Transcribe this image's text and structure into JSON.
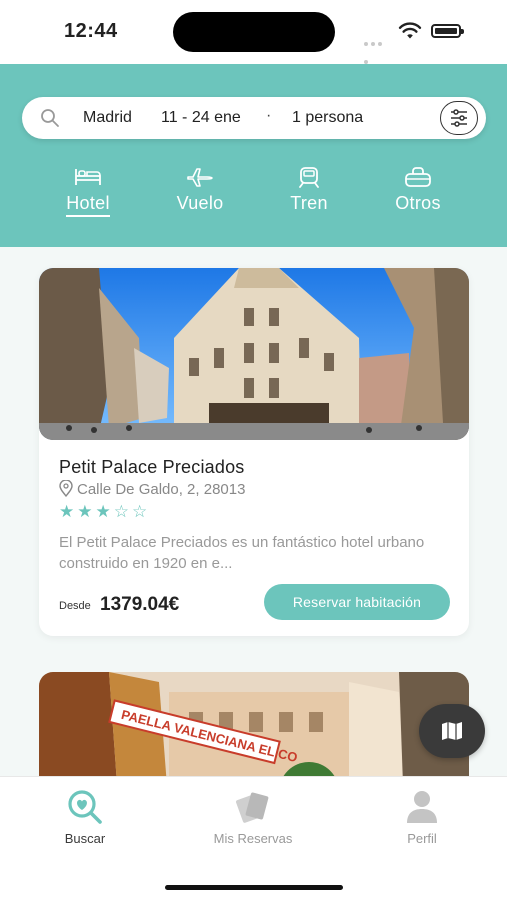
{
  "status": {
    "time": "12:44"
  },
  "search": {
    "city": "Madrid",
    "dates": "11 - 24 ene",
    "separator": "·",
    "guests": "1 persona"
  },
  "tabs": [
    {
      "label": "Hotel",
      "icon": "bed-icon",
      "active": true
    },
    {
      "label": "Vuelo",
      "icon": "plane-icon"
    },
    {
      "label": "Tren",
      "icon": "train-icon"
    },
    {
      "label": "Otros",
      "icon": "bag-icon"
    }
  ],
  "hotel": {
    "name": "Petit Palace Preciados",
    "address": "Calle De Galdo, 2, 28013",
    "rating": 3,
    "max_rating": 5,
    "stars_text": "★★★☆☆",
    "description": "El  Petit Palace Preciados es un fantástico hotel urbano construido en 1920 en e...",
    "from_label": "Desde",
    "price": "1379.04€",
    "button": "Reservar habitación"
  },
  "second_card": {
    "sign_text": "PAELLA VALENCIANA EL CO"
  },
  "nav": [
    {
      "label": "Buscar",
      "icon": "search-heart-icon",
      "active": true
    },
    {
      "label": "Mis Reservas",
      "icon": "tickets-icon"
    },
    {
      "label": "Perfil",
      "icon": "person-icon"
    }
  ],
  "colors": {
    "accent": "#6cc5bc",
    "fab": "#3a3a3a"
  }
}
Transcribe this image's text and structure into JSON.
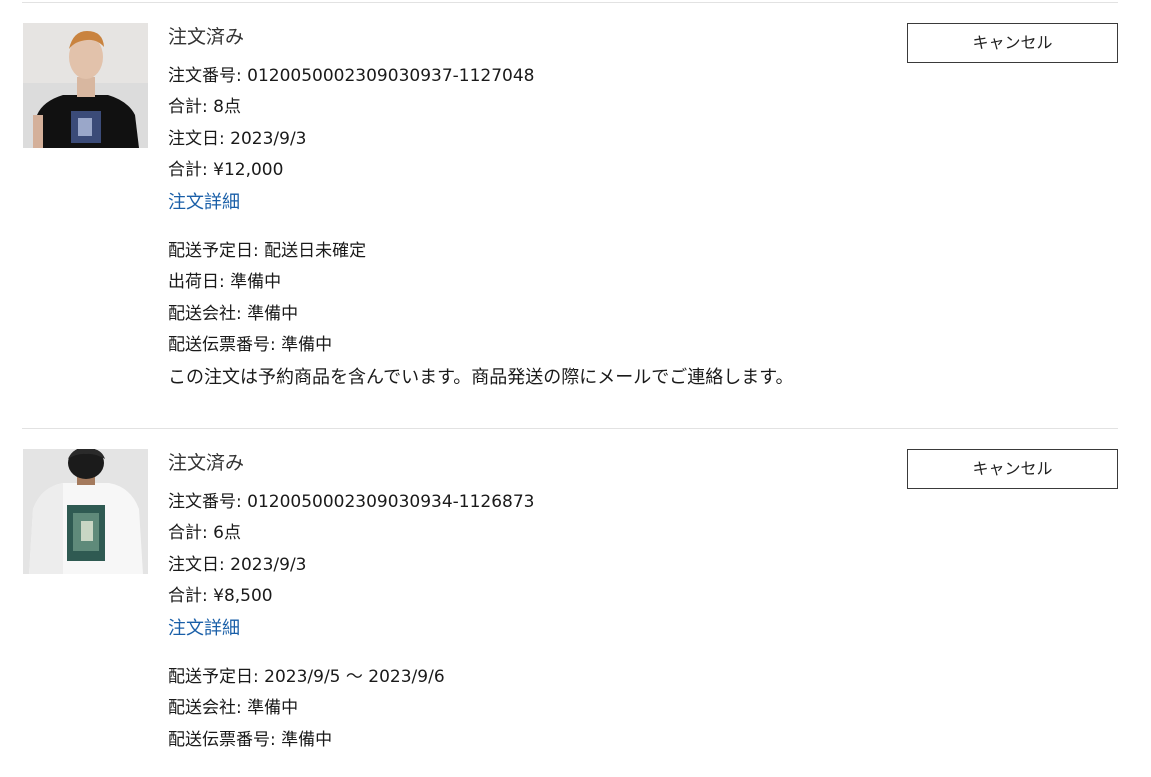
{
  "orders": [
    {
      "status": "注文済み",
      "order_number_label": "注文番号: ",
      "order_number": "0120050002309030937-1127048",
      "items_label": "合計: ",
      "items": "8点",
      "order_date_label": "注文日: ",
      "order_date": "2023/9/3",
      "total_label": "合計: ",
      "total": "¥12,000",
      "detail_link": "注文詳細",
      "delivery_date_label": "配送予定日: ",
      "delivery_date": "配送日未確定",
      "ship_date_label": "出荷日: ",
      "ship_date": "準備中",
      "carrier_label": "配送会社: ",
      "carrier": "準備中",
      "tracking_label": "配送伝票番号: ",
      "tracking": "準備中",
      "notice": "この注文は予約商品を含んでいます。商品発送の際にメールでご連絡します。",
      "cancel_label": "キャンセル",
      "thumbnail": "black-tshirt-model-front-photo"
    },
    {
      "status": "注文済み",
      "order_number_label": "注文番号: ",
      "order_number": "0120050002309030934-1126873",
      "items_label": "合計: ",
      "items": "6点",
      "order_date_label": "注文日: ",
      "order_date": "2023/9/3",
      "total_label": "合計: ",
      "total": "¥8,500",
      "detail_link": "注文詳細",
      "delivery_date_label": "配送予定日: ",
      "delivery_date": "2023/9/5 ～ 2023/9/6",
      "carrier_label": "配送会社: ",
      "carrier": "準備中",
      "tracking_label": "配送伝票番号: ",
      "tracking": "準備中",
      "cancel_label": "キャンセル",
      "thumbnail": "white-tshirt-model-back-photo"
    }
  ]
}
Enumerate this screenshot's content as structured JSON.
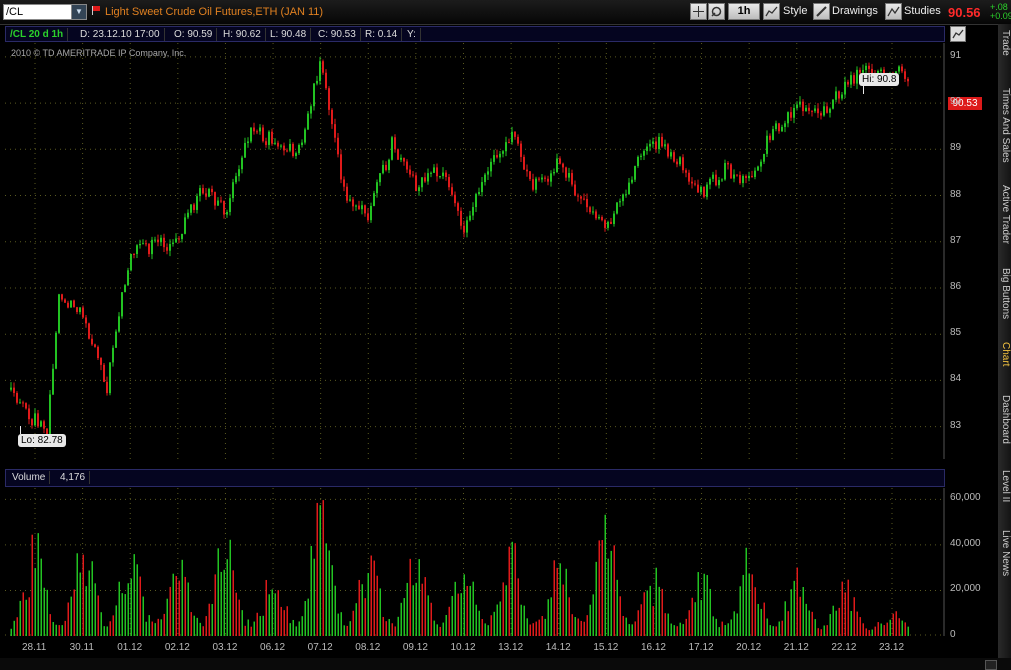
{
  "toolbar": {
    "symbol_value": "/CL",
    "instrument_title": "Light Sweet Crude Oil Futures,ETH (JAN 11)",
    "aggregation": "1h",
    "style_label": "Style",
    "drawings_label": "Drawings",
    "studies_label": "Studies",
    "last_price": "90.56",
    "change_abs": "+.08",
    "change_pct": "+0.09"
  },
  "infobar": {
    "chart_id": "/CL 20 d 1h",
    "date": "D: 23.12.10 17:00",
    "open": "O: 90.59",
    "high": "H: 90.62",
    "low": "L: 90.48",
    "close": "C: 90.53",
    "range": "R: 0.14",
    "y": "Y:"
  },
  "price_pane": {
    "copyright": "2010 © TD AMERITRADE IP Company, Inc.",
    "hi_label": "Hi: 90.8",
    "lo_label": "Lo: 82.78",
    "last_tag": "90.53",
    "y_ticks": [
      "91",
      "90",
      "89",
      "88",
      "87",
      "86",
      "85",
      "84",
      "83"
    ]
  },
  "volume_pane": {
    "label": "Volume",
    "value": "4,176",
    "y_ticks": [
      "60,000",
      "40,000",
      "20,000",
      "0"
    ]
  },
  "x_ticks": [
    "28.11",
    "30.11",
    "01.12",
    "02.12",
    "03.12",
    "06.12",
    "07.12",
    "08.12",
    "09.12",
    "10.12",
    "13.12",
    "14.12",
    "15.12",
    "16.12",
    "17.12",
    "20.12",
    "21.12",
    "22.12",
    "23.12"
  ],
  "sidebar_tabs": [
    "Trade",
    "Times And Sales",
    "Active Trader",
    "Big Buttons",
    "Chart",
    "Dashboard",
    "Level II",
    "Live News"
  ],
  "colors": {
    "up": "#22c322",
    "down": "#e01a1a",
    "grid": "#5a5a20",
    "accent": "#e08020"
  },
  "chart_data": {
    "type": "candlestick",
    "title": "Light Sweet Crude Oil Futures,ETH (JAN 11)",
    "interval": "1h",
    "price_range": [
      82.3,
      91.3
    ],
    "price_anchors": [
      {
        "x": "28.11",
        "price": 83.8
      },
      {
        "x": "28.11",
        "price": 82.78
      },
      {
        "x": "29.11",
        "price": 85.9
      },
      {
        "x": "30.11",
        "price": 85.5
      },
      {
        "x": "30.11",
        "price": 83.8
      },
      {
        "x": "01.12",
        "price": 86.8
      },
      {
        "x": "02.12",
        "price": 87.0
      },
      {
        "x": "02.12",
        "price": 88.2
      },
      {
        "x": "03.12",
        "price": 87.6
      },
      {
        "x": "03.12",
        "price": 89.4
      },
      {
        "x": "06.12",
        "price": 89.2
      },
      {
        "x": "06.12",
        "price": 88.9
      },
      {
        "x": "07.12",
        "price": 90.8
      },
      {
        "x": "07.12",
        "price": 88.0
      },
      {
        "x": "08.12",
        "price": 87.6
      },
      {
        "x": "08.12",
        "price": 89.1
      },
      {
        "x": "09.12",
        "price": 88.2
      },
      {
        "x": "09.12",
        "price": 88.6
      },
      {
        "x": "10.12",
        "price": 87.3
      },
      {
        "x": "10.12",
        "price": 88.5
      },
      {
        "x": "13.12",
        "price": 89.3
      },
      {
        "x": "13.12",
        "price": 88.2
      },
      {
        "x": "14.12",
        "price": 88.7
      },
      {
        "x": "14.12",
        "price": 87.9
      },
      {
        "x": "15.12",
        "price": 87.2
      },
      {
        "x": "15.12",
        "price": 88.4
      },
      {
        "x": "16.12",
        "price": 89.2
      },
      {
        "x": "16.12",
        "price": 88.8
      },
      {
        "x": "17.12",
        "price": 88.0
      },
      {
        "x": "17.12",
        "price": 88.6
      },
      {
        "x": "20.12",
        "price": 88.3
      },
      {
        "x": "20.12",
        "price": 89.4
      },
      {
        "x": "21.12",
        "price": 90.0
      },
      {
        "x": "21.12",
        "price": 89.8
      },
      {
        "x": "22.12",
        "price": 90.4
      },
      {
        "x": "22.12",
        "price": 90.8
      },
      {
        "x": "23.12",
        "price": 90.7
      },
      {
        "x": "23.12",
        "price": 90.53
      }
    ],
    "high": 90.8,
    "low": 82.78,
    "last": 90.53,
    "volume_range": [
      0,
      65000
    ],
    "volume_peaks": [
      {
        "x": "28.11",
        "volume": 45000
      },
      {
        "x": "30.11",
        "volume": 52000
      },
      {
        "x": "01.12",
        "volume": 40000
      },
      {
        "x": "02.12",
        "volume": 35000
      },
      {
        "x": "03.12",
        "volume": 48000
      },
      {
        "x": "06.12",
        "volume": 30000
      },
      {
        "x": "07.12",
        "volume": 60000
      },
      {
        "x": "08.12",
        "volume": 38000
      },
      {
        "x": "09.12",
        "volume": 40000
      },
      {
        "x": "10.12",
        "volume": 36000
      },
      {
        "x": "13.12",
        "volume": 42000
      },
      {
        "x": "14.12",
        "volume": 38000
      },
      {
        "x": "15.12",
        "volume": 55000
      },
      {
        "x": "16.12",
        "volume": 30000
      },
      {
        "x": "17.12",
        "volume": 28000
      },
      {
        "x": "20.12",
        "volume": 40000
      },
      {
        "x": "21.12",
        "volume": 35000
      },
      {
        "x": "22.12",
        "volume": 28000
      },
      {
        "x": "23.12",
        "volume": 8000
      }
    ],
    "volume_last": 4176
  }
}
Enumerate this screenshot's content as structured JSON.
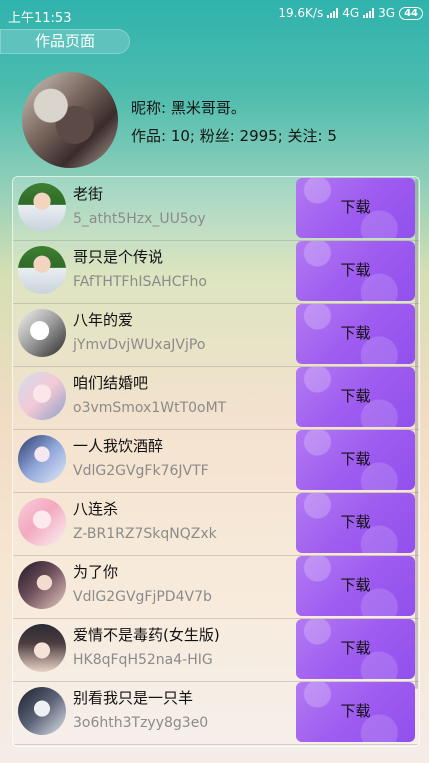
{
  "status_bar": {
    "time": "上午11:53",
    "speed": "19.6K/s",
    "net1": "4G",
    "net2": "3G",
    "battery": "44"
  },
  "page_tab": "作品页面",
  "profile": {
    "nickname": "昵称: 黑米哥哥。",
    "stats": "作品: 10; 粉丝: 2995; 关注: 5"
  },
  "download_label": "下载",
  "items": [
    {
      "title": "老街",
      "id": "5_atht5Hzx_UU5oy"
    },
    {
      "title": "哥只是个传说",
      "id": "FAfTHTFhISAHCFho"
    },
    {
      "title": "八年的爱",
      "id": "jYmvDvjWUxaJVjPo"
    },
    {
      "title": "咱们结婚吧",
      "id": "o3vmSmox1WtT0oMT"
    },
    {
      "title": "一人我饮酒醉",
      "id": "VdlG2GVgFk76JVTF"
    },
    {
      "title": "八连杀",
      "id": "Z-BR1RZ7SkqNQZxk"
    },
    {
      "title": "为了你",
      "id": "VdlG2GVgFjPD4V7b"
    },
    {
      "title": "爱情不是毒药(女生版)",
      "id": "HK8qFqH52na4-HIG"
    },
    {
      "title": "别看我只是一只羊",
      "id": "3o6hth3Tzyy8g3e0"
    }
  ]
}
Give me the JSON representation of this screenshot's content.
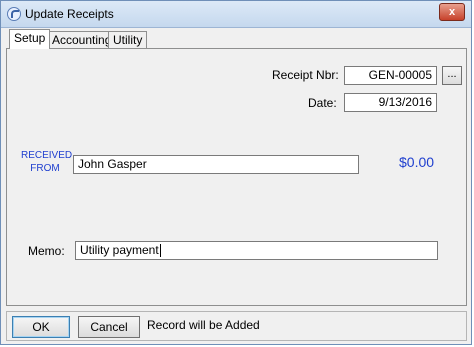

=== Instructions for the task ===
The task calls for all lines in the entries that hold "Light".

=== Solved exercise ===
    "instrument_title": "Light Sweet Crude Oil Futures,ETH (JAN 11)",
    "title": "Light Sweet Crude Oil Futures,ETH (JAN 11)",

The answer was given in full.